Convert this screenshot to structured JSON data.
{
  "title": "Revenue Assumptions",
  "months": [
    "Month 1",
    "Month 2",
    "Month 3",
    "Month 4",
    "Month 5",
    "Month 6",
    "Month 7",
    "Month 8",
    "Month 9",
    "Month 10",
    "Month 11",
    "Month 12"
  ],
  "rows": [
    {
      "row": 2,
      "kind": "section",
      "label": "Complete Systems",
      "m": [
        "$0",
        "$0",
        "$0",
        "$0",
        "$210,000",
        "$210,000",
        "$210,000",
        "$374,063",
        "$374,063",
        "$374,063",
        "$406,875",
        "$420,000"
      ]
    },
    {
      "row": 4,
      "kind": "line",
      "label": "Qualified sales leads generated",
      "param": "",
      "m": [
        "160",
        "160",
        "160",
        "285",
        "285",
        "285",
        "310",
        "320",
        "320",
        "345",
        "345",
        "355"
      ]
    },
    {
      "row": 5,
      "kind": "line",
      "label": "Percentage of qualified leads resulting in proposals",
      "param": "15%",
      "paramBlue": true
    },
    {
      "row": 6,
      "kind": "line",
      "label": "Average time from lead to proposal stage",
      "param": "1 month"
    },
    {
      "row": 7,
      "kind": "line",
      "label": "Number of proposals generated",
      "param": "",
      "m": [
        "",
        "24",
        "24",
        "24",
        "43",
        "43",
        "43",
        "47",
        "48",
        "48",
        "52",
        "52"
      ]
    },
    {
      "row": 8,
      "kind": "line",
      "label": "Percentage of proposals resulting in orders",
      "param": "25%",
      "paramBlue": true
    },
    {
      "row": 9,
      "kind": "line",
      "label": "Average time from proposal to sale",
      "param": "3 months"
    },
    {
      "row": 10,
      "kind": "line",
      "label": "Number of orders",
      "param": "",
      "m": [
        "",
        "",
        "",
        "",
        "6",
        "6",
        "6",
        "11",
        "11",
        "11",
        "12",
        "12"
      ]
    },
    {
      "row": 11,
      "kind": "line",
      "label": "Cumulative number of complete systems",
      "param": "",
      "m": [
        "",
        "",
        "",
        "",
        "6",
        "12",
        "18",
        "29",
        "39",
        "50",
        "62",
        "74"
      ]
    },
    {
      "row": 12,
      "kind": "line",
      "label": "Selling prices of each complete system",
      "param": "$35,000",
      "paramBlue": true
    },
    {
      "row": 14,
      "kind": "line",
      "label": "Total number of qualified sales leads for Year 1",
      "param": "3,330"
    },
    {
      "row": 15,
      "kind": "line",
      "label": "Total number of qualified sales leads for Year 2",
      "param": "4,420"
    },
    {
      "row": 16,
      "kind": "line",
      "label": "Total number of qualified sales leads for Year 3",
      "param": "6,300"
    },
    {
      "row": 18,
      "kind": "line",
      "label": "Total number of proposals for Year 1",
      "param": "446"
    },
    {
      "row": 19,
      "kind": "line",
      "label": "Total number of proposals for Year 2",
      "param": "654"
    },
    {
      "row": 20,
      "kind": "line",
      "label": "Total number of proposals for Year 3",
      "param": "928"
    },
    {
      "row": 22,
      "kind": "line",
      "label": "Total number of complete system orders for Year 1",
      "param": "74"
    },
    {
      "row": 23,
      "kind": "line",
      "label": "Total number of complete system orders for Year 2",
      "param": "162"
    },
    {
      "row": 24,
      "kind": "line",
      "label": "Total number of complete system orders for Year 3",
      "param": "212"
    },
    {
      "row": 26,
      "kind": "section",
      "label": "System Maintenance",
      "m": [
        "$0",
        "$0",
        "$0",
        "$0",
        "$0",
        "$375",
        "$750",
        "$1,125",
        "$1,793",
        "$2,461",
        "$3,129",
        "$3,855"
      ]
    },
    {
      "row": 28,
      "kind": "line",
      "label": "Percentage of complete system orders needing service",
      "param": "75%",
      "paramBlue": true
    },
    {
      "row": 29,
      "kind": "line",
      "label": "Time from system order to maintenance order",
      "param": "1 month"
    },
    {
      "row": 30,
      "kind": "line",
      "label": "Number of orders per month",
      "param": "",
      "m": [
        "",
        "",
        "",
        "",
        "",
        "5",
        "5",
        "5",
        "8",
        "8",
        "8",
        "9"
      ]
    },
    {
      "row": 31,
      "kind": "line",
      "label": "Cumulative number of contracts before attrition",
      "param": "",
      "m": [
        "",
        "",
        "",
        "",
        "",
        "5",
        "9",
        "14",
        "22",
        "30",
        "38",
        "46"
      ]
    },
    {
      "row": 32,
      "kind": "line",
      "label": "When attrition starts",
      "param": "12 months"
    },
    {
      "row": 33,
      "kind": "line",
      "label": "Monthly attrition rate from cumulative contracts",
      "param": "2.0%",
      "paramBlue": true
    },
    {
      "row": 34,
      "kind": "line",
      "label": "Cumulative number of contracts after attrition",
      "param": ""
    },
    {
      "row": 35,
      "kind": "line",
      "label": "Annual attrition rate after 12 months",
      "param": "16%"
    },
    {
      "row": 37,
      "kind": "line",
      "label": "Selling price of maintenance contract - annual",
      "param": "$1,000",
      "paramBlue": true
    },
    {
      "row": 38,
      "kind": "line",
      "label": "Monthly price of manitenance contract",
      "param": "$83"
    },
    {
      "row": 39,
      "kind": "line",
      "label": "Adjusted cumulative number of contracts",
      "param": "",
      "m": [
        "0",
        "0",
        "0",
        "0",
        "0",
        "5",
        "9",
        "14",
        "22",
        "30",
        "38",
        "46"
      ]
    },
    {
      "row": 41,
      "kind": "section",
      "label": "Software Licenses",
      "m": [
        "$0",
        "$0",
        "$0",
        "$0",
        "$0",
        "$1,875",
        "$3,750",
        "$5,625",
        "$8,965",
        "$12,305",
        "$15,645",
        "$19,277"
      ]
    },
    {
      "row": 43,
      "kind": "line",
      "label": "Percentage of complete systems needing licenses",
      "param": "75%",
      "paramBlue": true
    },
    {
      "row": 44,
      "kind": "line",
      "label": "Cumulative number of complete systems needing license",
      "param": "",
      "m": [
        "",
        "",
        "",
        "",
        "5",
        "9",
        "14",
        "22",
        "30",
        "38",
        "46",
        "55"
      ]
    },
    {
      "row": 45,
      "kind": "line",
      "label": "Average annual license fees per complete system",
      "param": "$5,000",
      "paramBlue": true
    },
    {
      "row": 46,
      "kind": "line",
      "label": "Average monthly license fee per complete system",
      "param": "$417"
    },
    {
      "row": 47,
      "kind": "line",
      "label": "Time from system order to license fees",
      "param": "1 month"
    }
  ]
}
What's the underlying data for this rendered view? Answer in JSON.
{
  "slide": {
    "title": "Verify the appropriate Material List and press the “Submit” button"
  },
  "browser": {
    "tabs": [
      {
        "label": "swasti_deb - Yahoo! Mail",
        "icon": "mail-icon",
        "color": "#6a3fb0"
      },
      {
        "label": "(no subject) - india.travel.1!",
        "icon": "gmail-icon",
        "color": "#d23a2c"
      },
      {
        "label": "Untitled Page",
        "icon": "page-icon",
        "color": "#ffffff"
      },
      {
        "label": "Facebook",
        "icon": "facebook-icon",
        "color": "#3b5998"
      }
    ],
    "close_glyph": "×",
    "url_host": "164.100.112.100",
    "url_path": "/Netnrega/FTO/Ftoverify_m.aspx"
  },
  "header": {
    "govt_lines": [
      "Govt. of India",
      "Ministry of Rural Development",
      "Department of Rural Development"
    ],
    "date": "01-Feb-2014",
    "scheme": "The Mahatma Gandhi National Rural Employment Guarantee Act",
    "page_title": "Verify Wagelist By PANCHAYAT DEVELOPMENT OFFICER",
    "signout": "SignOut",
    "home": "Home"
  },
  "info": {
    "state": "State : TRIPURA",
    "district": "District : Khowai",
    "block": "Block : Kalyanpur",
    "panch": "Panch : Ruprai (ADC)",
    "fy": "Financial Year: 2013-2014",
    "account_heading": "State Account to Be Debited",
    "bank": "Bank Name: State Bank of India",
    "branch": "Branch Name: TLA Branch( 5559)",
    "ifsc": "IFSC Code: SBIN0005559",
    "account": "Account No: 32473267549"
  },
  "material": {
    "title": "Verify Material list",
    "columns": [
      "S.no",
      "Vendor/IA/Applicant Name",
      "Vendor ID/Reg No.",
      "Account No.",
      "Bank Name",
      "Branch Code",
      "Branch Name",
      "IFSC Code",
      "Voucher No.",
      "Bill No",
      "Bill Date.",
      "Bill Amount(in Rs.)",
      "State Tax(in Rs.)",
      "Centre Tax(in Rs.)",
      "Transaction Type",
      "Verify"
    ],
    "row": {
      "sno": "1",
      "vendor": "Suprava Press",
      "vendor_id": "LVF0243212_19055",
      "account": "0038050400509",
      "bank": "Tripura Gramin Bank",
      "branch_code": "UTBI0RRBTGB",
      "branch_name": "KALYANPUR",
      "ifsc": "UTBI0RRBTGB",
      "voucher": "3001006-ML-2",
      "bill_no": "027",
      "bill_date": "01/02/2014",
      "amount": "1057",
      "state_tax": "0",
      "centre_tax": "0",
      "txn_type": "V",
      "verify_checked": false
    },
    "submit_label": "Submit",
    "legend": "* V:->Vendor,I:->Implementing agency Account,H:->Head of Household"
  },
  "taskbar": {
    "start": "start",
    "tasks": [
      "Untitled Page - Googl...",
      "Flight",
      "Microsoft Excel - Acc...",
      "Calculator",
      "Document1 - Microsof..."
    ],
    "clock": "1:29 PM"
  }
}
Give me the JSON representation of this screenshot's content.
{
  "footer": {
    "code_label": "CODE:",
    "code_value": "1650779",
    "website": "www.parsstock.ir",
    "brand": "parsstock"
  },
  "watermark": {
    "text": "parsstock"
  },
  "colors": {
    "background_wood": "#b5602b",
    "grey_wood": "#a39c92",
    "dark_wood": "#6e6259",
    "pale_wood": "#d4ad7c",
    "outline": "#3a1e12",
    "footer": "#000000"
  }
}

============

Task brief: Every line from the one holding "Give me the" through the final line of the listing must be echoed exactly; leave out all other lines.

Output below:
Give me the JSON representation of this screenshot's content.
{
  "footer": {
    "code_label": "CODE:",
    "code_value": "1650779",
    "website": "www.parsstock.ir",
    "brand": "parsstock"
  },
  "watermark": {
    "text": "parsstock"
  },
  "colors": {
    "background_wood": "#b5602b",
    "grey_wood": "#a39c92",
    "dark_wood": "#6e6259",
    "pale_wood": "#d4ad7c",
    "outline": "#3a1e12",
    "footer": "#000000"
  }
}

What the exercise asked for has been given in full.